Group creates rules for faster diagnosis of rat lungworm
A group commissioned by Gov. David Ige to prevent the spread of rat lungworm disease has created guidelines for earlier diagnosis of the potentially crippling illness.
Mahalo for reading the Honolulu Star-Advertiser!
You're reading a premium story. Read the full story with our Print & Digital Subscription.
Already a subscriber? Log in now to continue reading this story.
A group commissioned by Gov. David Ige has created guidelines for earlier diagnosis and prevention of the potentially crippling rat lungworm disease.
The Joint Task Force on Rat Lungworm Disease announced Thursday a plan to train doctors statewide on detecting angiostrongyliasis, or rat lungworm, following the fifth confirmed case this year in a toddler from East Hawaii.

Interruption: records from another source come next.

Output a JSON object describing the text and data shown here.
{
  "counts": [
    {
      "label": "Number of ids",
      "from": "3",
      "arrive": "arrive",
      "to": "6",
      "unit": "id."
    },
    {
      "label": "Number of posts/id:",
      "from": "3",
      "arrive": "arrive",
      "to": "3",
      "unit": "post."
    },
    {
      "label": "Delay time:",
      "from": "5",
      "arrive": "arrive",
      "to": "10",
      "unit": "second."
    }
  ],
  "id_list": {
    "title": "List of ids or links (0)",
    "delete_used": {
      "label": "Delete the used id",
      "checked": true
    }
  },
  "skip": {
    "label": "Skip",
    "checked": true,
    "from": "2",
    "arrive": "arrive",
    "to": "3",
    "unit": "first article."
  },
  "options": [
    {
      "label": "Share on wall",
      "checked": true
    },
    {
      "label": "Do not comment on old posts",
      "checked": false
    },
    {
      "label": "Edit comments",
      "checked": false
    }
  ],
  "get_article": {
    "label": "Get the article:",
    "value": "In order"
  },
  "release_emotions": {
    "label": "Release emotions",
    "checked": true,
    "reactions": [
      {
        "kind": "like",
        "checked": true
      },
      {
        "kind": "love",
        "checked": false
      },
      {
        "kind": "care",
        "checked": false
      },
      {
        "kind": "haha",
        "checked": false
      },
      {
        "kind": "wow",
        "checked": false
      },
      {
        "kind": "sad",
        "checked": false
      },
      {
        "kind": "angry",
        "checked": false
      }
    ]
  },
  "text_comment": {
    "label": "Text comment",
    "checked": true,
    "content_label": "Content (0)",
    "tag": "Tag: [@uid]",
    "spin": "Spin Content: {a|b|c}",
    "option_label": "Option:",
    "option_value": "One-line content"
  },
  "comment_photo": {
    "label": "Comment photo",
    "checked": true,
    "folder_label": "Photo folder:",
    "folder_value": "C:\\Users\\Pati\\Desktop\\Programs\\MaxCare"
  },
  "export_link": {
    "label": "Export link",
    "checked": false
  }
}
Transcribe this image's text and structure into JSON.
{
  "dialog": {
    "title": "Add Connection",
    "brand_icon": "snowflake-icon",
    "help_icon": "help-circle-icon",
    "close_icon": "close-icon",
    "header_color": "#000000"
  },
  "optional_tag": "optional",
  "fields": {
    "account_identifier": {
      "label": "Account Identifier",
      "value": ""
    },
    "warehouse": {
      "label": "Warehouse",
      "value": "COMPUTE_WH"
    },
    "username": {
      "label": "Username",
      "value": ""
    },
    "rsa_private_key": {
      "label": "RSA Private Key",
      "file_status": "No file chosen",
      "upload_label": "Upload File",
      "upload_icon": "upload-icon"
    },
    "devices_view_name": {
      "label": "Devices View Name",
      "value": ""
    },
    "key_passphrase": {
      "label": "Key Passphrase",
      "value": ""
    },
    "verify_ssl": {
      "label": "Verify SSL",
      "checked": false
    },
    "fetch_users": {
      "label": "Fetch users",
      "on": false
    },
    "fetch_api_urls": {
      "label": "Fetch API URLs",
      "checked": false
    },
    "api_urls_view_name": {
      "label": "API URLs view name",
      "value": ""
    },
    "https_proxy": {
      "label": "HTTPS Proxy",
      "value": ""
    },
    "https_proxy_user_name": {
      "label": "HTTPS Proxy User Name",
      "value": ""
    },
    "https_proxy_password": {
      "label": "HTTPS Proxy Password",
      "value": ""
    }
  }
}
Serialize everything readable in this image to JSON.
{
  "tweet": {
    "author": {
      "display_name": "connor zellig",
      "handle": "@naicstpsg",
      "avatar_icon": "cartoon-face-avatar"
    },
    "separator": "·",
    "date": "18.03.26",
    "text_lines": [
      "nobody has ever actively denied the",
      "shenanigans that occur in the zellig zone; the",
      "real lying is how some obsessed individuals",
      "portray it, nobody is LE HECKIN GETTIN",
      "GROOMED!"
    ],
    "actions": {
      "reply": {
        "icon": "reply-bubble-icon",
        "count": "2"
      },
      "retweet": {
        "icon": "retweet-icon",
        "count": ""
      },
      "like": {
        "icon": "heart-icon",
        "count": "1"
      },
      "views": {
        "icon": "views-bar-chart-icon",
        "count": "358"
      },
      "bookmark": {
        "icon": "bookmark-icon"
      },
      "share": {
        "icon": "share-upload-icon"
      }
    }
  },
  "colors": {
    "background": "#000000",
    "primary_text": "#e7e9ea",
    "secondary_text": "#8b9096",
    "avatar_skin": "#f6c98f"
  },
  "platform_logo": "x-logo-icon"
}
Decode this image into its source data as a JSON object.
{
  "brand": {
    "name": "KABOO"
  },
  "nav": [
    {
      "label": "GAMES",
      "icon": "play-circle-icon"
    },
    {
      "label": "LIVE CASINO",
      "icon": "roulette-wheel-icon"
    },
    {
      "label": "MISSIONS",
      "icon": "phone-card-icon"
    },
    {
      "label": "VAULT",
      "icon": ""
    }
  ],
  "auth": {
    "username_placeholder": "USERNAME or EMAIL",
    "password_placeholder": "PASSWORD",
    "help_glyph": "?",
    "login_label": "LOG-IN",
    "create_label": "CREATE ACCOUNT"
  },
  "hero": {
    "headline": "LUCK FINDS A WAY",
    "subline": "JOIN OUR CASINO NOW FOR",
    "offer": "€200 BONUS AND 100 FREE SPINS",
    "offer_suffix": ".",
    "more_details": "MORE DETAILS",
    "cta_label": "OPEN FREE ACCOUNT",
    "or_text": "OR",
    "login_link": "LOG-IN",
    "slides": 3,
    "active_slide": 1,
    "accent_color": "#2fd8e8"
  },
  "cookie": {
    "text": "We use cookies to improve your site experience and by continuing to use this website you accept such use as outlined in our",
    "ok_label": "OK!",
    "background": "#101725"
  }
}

Many local physicians are unaware of the symptoms associated with the disease, delaying treatment for some patients.
Doctors are now being
advised to follow specific guidelines that include the use of the controversial anti-parasitic drug, albendazole, along with steroids to prevent inflammation. They are also being asked to encourage patients with symptoms to get a spinal tap, or lumbar puncture, for timely diagnosis.
“There were no clear, reliable diagnosis and treatment protocols available to Hawaii physicians for this potentially serious and debilitating disease,” task force member Dr. Vernon Ansdell, an associate professor at the University of Hawaii John A. Burns School of Medicine, said in a news release. “Diagnosing angiostrongyliasis can be problematic because patients infected with the parasite do not always present the same symptoms. These preliminary guidelines provide critical guidance to physicians to help them make timely and accurate diagnoses and give their patients the best possible treatment available.”
Last year there were
18 confirmed cases of rat lungworm, most of them on Hawaii island. Patients often start with nonspecific symptoms such as fleeting pain, tingling and numbness in the limbs, headaches and weakness. Within a week or so, symptoms become more severe as the parasite travels into the brain and damages nerves. Other symptoms include stiffness in the neck and neurological problems that can result in long-term disability. Until now state Department of Health officials advised against the use of anti-parasitic medications, saying there was no credible
evidence that they actually helped.
“The concern is that you’re killing the parasite, and by doing that you’re creating this inflammatory response in the brain. But the key thing is if you do use that drug, you combine it with steroids that reduces the inflammation,” Ansdell said. “We’re not saying you should use anti-parasitic drugs all the time, but take it into consideration, particularly if you get patients diagnosed early. It’s always a personal judgment based on case by case.”
The new guidelines come after reports of some Big Island patients taking sheep dewormer medication to treat rat lungworm symptoms, according to Ansdell and one Hawaii island
“It just reflects that people are very frustrated. We’re hoping by educating the medical providers across the state, we can help get rid of that sort of issue,” he said. “Any time people try and treat themselves without the backup of a medical expert, it is potentially very dangerous.”
The group spent about a year researching human studies and best-treatment practices from experts around the world before crafting Hawaii’s preliminary guidelines, he said. The next step is training doctors in all counties on recognizing the disease. Doctors will be offered continuing medical education courses through JABSOM starting in Hilo on Oct. 10. Courses will also be offered on Maui, Kauai and in Honolulu in early 2019.
Rat lungworm, first detected in Hawaii in 1960, is poised to expand throughout the tropics and mainland as temperatures warm, according to UH researchers. Rats are the primary hosts, while snails and slugs are considered intermediate hosts that can hide in produce, water catchment systems and garden hoses unbeknownst to the victims who accidentally ingest them.
The Legislature last year granted the Health Department $1 million over two years to help control the spread of rat lungworm. Health officials also are working with experts to develop guidelines for schools, farms and food establishments.
The DOH recommends controlling the population of snails, slugs and rats around homes, gardens and farms, as well as carefully inspecting and washing produce.